The session Wednesday cements a detente between Suu Kyi's party and the administration of President Thein Sein, which came to power last year after the nation's long-ruling army junta stepped down. Some analysts see it as a gamble in which the opposition could end up bestowing legitimacy upon a regime that needs Suu Kyi to end years of isolation from the West and get lingering sanctions lifted.
The 66-year-old democracy leader will have almost no power in the assembly, but she'll nevertheless have an official voice in the legislative branch and the chance to challenge public policy from inside the halls of power for the first time.
Suu Kyi's parliamentary debut comes after her National League for Democracy party lost its first major political battle since this Southeast Asian nation's April 1 byelection — a bid to change the lawmakers' oath.
The NLD had refused to take its seats in the assembly last week because they opposed wording in the oath that obliges legislators to "safeguard" the constitution. The party, which has vowed to amend the document because it enshrines military power, wanted the phrasing changed to "respect."
Their failure to push through even that small change, though, underscores the immense challenges ahead in a nation still dominated by the military. On Wednesday, Suu Kyi and several dozen of her party brethren chose to compromise for now — jointly reciting the oath in the capital, Naypyitaw, as the ruling party and the army looked on.
Mobbed by reporters after the ceremony, Suu Kyi said she would not give up the struggle she has waged since 1988.
"We have to now work within the parliament as well as outside the parliament as we have been doing" all along, she said.
U.S. Secretary of State Hillary Rodham Clinton issued a statement of congratulations, calling the occasion "an important moment" for Myanmar's future.
"I encourage all political parties, civil society representatives and ethnic minority leaders to work together to address challenges and seize new opportunities for a more democratic, free, peaceful, and prosperous future," said Clinton.
The legislature itself was installed after a 2010 vote that the NLD boycotted and the international community decried as a sham. Now, as a parliamentary minority occupying only a few dozen seats, the Suu Kyi-led opposition will have little power to change what it wants to change most — the constitution, which allots 25 per cent of assembly seats to unelected military appointees.
Asked if it would be awkward sitting alongside the army, Suu Kyi said she has "tremendous goodwill toward" the soldiers.
"We would like our parliament to be in line with genuine democratic values. It's not because we want to remove anybody," she said. "We just want to make the kind of improvements that will make our national assembly a truly democratic one."
Thein Sein's government has been widely praised for instituting sweeping reforms over the last several months, including releasing hundreds of political prisoners, signing cease-fires with rebels, easing press censorship and holding the April 1 byelection that allowed Suu Kyi's party to enter parliament.
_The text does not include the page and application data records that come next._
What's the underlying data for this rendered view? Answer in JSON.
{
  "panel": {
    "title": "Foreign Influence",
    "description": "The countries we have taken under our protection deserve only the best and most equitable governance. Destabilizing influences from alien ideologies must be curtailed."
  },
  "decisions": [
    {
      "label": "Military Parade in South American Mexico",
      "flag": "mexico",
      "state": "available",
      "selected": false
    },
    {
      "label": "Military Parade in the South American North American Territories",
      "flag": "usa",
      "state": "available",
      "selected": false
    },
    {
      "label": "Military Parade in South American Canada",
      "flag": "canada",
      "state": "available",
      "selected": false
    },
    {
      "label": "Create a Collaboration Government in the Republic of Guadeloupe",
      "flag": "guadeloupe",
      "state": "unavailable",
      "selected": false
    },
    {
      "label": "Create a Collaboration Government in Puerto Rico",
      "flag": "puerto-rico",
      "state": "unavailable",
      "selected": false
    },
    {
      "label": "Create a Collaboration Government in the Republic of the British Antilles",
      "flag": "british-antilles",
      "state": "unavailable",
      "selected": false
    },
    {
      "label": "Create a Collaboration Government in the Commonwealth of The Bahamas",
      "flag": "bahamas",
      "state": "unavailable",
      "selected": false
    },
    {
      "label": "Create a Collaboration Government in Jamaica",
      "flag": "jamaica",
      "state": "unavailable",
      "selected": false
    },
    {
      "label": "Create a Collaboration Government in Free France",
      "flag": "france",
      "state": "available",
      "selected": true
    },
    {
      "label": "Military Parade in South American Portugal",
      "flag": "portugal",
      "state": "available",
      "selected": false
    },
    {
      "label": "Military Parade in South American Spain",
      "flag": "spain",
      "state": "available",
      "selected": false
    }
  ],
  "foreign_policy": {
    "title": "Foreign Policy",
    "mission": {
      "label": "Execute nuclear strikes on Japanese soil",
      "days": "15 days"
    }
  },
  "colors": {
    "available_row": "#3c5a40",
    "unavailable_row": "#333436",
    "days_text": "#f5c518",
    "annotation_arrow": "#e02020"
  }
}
But more than half a million refugees remain abroad, hundreds of political prisoners are still behind bars and fierce fighting continues with ethnic Kachin insurgents in the north. This week, Washington-based watchdog Freedom House said that Myanmar — also known as Burma — was still "not free," and the Committee to Protect Journalists ranked the country the seventh most restricted in world.
Maung Zarni, a Myanmar exile who is a visiting fellow at the London School of Economics, said Suu Kyi's ascent is "neither a game-changer nor a sign that Burma has reached the tipping point of democratic transition."
"Quite the contrary, it marks the most important victory (yet) for the regime's strategic leaders," he said.
Suu Kyi's rise to public office marks a major reversal of fortune for a woman who became one of the world's most prominent prisoners of conscience, held under house arrest for much of the last two decades. When the 1991 Nobel Peace Prize winner was finally released in late 2010, few could have imagined she would make the leap from democracy advocate to elected official in less than 18 months.
Soe Aung, a spokesman for the Thailand-based Forum for Democracy in Burma said little would change for ordinary people, but they "have much hope in her and her party."
Over the next three years, the NLD will have to decide how to navigate the run-up to national elections in 2015, which the opposition is widely expected to win by a landslide — just as it did in 1990 when the army annulled the result.
Soe Aung said Suu Kyi will use her time in parliament to "expand the space of the opposition" by working to win over the ruling party as well as the military, and trying to convince them she is not a threat.
It is a strategy of realism, he said, because Suu Kyi knows "that without the support of the (the army), they will never be able to bring about changes in the country, the genuine changes that people would like to see."
The army's representatives wield enormous power. Changes to the constitution require a 75 per cent majority, meaning that doing so is all but impossible without military approval.
Maung Zarni said the most crucial test will come in three years.
"It remains an open and serious question whether the military as an institution or the generals and ex-generals will stomach the idea — much less the reality — of a landslide by Aung San Suu Kyi and her party in 2015," he said.
"But three years is a long, long time," he added. "There is nothing irreversible about Burmese politics."
Pitman reported from Bangkok.